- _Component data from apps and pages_

++++++++++++++++++++

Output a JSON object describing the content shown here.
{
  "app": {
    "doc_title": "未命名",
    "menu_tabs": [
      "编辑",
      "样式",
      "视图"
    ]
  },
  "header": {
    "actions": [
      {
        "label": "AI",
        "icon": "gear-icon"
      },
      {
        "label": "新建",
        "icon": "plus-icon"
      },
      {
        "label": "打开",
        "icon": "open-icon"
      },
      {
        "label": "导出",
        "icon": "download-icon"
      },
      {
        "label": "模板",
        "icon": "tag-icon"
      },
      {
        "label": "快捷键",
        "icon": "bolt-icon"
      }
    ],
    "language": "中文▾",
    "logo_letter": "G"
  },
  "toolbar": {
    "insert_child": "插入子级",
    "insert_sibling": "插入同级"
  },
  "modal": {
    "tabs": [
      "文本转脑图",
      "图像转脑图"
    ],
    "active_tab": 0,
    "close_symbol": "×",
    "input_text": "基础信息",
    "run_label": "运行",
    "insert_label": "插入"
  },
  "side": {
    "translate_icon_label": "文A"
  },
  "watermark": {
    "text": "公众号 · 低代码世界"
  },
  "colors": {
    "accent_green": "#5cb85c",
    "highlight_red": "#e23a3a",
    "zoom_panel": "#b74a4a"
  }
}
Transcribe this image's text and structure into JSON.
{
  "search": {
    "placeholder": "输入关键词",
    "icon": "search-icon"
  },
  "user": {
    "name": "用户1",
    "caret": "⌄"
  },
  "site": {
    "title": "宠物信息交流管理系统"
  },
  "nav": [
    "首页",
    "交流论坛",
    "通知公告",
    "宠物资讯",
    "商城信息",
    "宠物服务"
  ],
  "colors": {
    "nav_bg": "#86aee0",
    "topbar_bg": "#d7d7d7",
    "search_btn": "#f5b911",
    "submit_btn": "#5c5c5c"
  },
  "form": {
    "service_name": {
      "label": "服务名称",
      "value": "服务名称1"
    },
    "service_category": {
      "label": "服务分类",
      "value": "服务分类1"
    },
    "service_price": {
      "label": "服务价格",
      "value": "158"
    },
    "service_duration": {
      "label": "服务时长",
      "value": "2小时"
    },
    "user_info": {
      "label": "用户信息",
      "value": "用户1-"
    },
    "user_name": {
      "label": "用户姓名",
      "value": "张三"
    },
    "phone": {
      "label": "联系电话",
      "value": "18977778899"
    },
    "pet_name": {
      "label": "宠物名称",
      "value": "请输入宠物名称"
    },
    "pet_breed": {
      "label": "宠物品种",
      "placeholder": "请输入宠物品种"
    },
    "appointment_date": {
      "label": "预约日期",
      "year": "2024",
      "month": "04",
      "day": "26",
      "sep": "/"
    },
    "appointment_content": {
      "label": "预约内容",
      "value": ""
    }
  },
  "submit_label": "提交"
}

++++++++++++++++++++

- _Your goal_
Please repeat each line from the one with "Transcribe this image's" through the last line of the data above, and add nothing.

- _Solution_
Transcribe this image's text and structure into JSON.
{
  "search": {
    "placeholder": "输入关键词",
    "icon": "search-icon"
  },
  "user": {
    "name": "用户1",
    "caret": "⌄"
  },
  "site": {
    "title": "宠物信息交流管理系统"
  },
  "nav": [
    "首页",
    "交流论坛",
    "通知公告",
    "宠物资讯",
    "商城信息",
    "宠物服务"
  ],
  "colors": {
    "nav_bg": "#86aee0",
    "topbar_bg": "#d7d7d7",
    "search_btn": "#f5b911",
    "submit_btn": "#5c5c5c"
  },
  "form": {
    "service_name": {
      "label": "服务名称",
      "value": "服务名称1"
    },
    "service_category": {
      "label": "服务分类",
      "value": "服务分类1"
    },
    "service_price": {
      "label": "服务价格",
      "value": "158"
    },
    "service_duration": {
      "label": "服务时长",
      "value": "2小时"
    },
    "user_info": {
      "label": "用户信息",
      "value": "用户1-"
    },
    "user_name": {
      "label": "用户姓名",
      "value": "张三"
    },
    "phone": {
      "label": "联系电话",
      "value": "18977778899"
    },
    "pet_name": {
      "label": "宠物名称",
      "value": "请输入宠物名称"
    },
    "pet_breed": {
      "label": "宠物品种",
      "placeholder": "请输入宠物品种"
    },
    "appointment_date": {
      "label": "预约日期",
      "year": "2024",
      "month": "04",
      "day": "26",
      "sep": "/"
    },
    "appointment_content": {
      "label": "预约内容",
      "value": ""
    }
  },
  "submit_label": "提交"
}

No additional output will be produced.